*Listed records*
########
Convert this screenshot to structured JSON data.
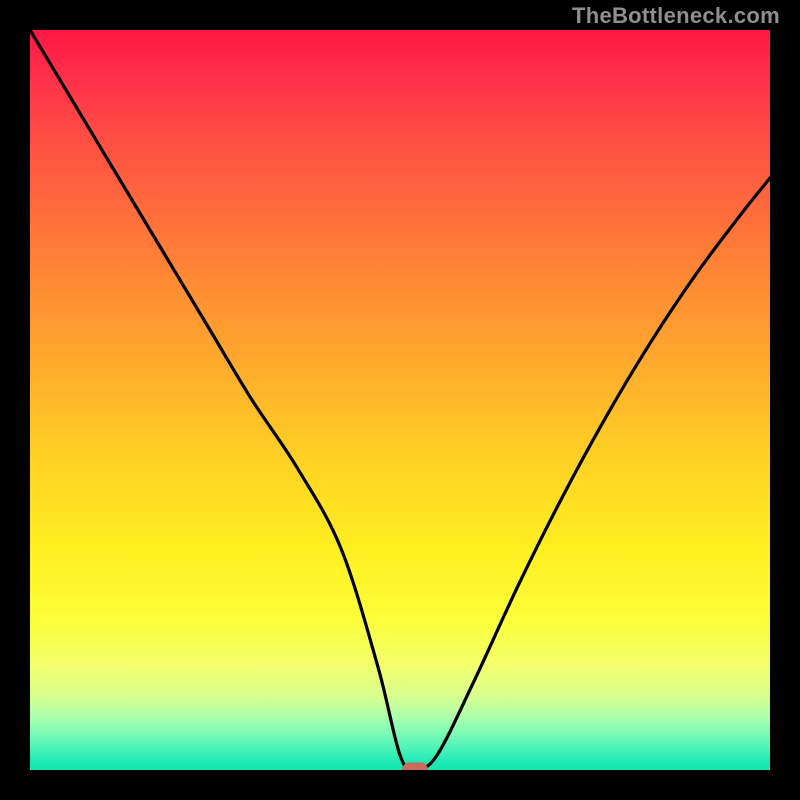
{
  "watermark": "TheBottleneck.com",
  "chart_data": {
    "type": "line",
    "title": "",
    "xlabel": "",
    "ylabel": "",
    "xlim": [
      0,
      100
    ],
    "ylim": [
      0,
      100
    ],
    "grid": false,
    "legend": false,
    "background_gradient": {
      "direction": "vertical",
      "top_color": "#ff1744",
      "mid_color": "#ffee20",
      "bottom_color": "#1de9b6",
      "meaning": "top=bad (red), bottom=good (green)"
    },
    "series": [
      {
        "name": "bottleneck-curve",
        "x": [
          0,
          6,
          12,
          18,
          24,
          30,
          36,
          42,
          47,
          50,
          52,
          55,
          60,
          66,
          72,
          78,
          84,
          90,
          96,
          100
        ],
        "y": [
          100,
          90,
          80,
          70,
          60,
          50,
          41,
          30,
          14,
          2,
          0,
          2,
          12,
          25,
          37,
          48,
          58,
          67,
          75,
          80
        ]
      }
    ],
    "marker": {
      "name": "optimal-point",
      "x": 52,
      "y": 0,
      "color": "#cc6a5c"
    }
  }
}
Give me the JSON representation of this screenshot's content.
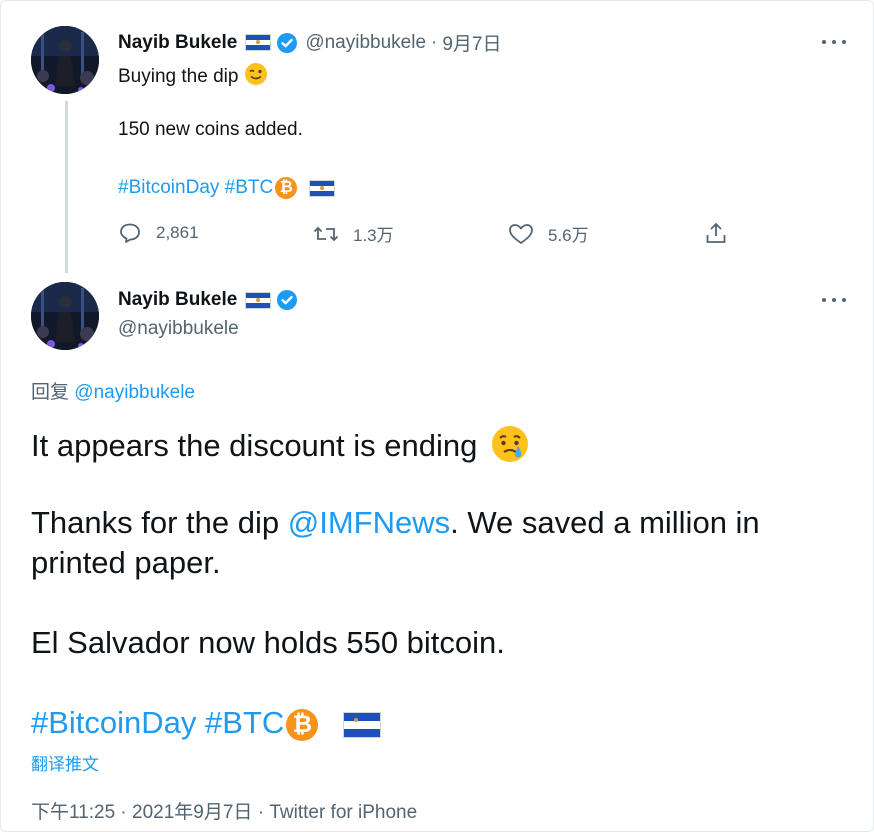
{
  "tweet1": {
    "name": "Nayib Bukele",
    "handle": "@nayibbukele",
    "separator": "·",
    "date": "9月7日",
    "line1": "Buying the dip",
    "line2": "150 new coins added.",
    "hashtag1": "#BitcoinDay",
    "hashtag2": "#BTC",
    "actions": {
      "reply_count": "2,861",
      "retweet_count": "1.3万",
      "like_count": "5.6万"
    }
  },
  "tweet2": {
    "name": "Nayib Bukele",
    "handle": "@nayibbukele",
    "reply_label": "回复",
    "reply_handle": "@nayibbukele",
    "line1": "It appears the discount is ending",
    "line2a": "Thanks for the dip ",
    "mention": "@IMFNews",
    "line2b": ". We saved a million in",
    "line3": "printed paper.",
    "line4": "El Salvador now holds 550 bitcoin.",
    "hashtag1": "#BitcoinDay",
    "hashtag2": "#BTC",
    "translate": "翻译推文",
    "time": "下午11:25",
    "date": "2021年9月7日",
    "source": "Twitter for iPhone",
    "separator": "·"
  },
  "icons": {
    "btc_symbol": "₿",
    "verified": "verified-badge-icon",
    "flag": "el-salvador-flag-icon"
  },
  "colors": {
    "link": "#1d9bf0",
    "verified": "#1d9bf0",
    "bitcoin": "#f7931a",
    "secondary_text": "#536471"
  }
}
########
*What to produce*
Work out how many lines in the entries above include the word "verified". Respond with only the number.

*Exercise output*
2